Here’s a bad sign for Rubio’s bid to hit the 20 percent delegate threshold in Texas: In the handful of counties I’ve checked, he’s doing WORSE with election day voters than early voters. Most votes counted so far are early ballots, and he’s at just 18 percent. This would be a heartbreaking blow to Rubio’s delegate count.
Fox News called Massachusetts for Clinton. If that is correct, it’s a symbolic blow to Sanders. As I’ve mentioned over and over again, Clinton is running up huge delegate margins in the South. Sanders was hoping to win a few states despite that. And while he is likely to win four states (Colorado, Minnesota, Oklahoma and Vermont), those won’t come anywhere near helping him cut into Clinton’s large delegate lead.
Earlier today, I broke the Super Tuesday states into three categories based on their economic characteristics. So far, those groupings seem to be holding up reasonably well in the actual voting, at least on the Republican side.
With the Associated Press calling Arkansas for Trump, it now looks like Trump will win all four of the states I labeled “Southern strugglers” (Alabama, Arkansas, Georgia and Tennessee), in most cases by large margins. Cruz has won both of the “energy boomers” that have reported so far (Texas and Oklahoma), with Alaska results still outstanding. The third group, wealthier states I labeled “educated elites,” are a bit more mixed: Trump won Massachusetts overwhelmingly and Virginia narrowly. In Vermont, he’s battling with Kasich (!), and he looks likely to lose Minnesota to either Rubio or Cruz.

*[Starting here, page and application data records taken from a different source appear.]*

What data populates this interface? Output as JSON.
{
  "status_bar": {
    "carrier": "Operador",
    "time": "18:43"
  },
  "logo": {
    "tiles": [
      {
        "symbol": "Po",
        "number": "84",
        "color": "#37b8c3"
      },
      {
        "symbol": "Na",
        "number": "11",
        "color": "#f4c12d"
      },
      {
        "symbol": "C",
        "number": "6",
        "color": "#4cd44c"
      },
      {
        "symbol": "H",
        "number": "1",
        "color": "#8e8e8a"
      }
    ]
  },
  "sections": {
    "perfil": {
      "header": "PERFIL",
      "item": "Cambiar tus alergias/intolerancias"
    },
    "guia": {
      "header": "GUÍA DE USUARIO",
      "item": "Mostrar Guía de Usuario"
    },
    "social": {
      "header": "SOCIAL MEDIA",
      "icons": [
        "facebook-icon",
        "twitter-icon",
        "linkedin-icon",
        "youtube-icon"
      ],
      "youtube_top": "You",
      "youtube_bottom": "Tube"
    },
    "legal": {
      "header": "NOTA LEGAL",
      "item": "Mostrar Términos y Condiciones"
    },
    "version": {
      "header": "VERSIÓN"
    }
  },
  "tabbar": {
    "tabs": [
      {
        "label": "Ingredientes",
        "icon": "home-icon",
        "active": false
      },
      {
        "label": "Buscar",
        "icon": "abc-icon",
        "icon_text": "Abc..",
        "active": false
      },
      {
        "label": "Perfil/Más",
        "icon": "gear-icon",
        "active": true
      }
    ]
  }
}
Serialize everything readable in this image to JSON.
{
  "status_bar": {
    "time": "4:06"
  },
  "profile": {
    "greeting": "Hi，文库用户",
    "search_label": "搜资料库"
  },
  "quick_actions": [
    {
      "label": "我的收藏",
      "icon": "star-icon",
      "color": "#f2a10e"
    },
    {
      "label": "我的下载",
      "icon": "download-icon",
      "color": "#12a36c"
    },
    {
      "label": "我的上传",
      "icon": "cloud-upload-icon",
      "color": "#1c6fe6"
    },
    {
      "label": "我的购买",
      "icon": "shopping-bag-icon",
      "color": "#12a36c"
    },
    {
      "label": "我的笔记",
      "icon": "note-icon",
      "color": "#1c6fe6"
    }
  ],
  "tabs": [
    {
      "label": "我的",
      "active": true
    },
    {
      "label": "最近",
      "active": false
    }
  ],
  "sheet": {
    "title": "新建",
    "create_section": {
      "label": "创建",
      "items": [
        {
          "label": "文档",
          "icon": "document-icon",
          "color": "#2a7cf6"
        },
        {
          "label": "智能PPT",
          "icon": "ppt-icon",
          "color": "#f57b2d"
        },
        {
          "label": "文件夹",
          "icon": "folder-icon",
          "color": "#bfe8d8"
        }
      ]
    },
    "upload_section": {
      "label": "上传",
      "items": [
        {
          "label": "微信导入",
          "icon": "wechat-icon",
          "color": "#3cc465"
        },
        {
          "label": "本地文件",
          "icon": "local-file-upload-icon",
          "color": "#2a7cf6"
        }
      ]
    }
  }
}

The Democratic race isn’t aligning as neatly with my economic groupings. As I noted earlier, Clinton won all the Southern states, but she lost Oklahoma despite winning Texas. The candidates have split the “educated elite” states so far, with Massachusetts, Minnesota and Colorado still outstanding.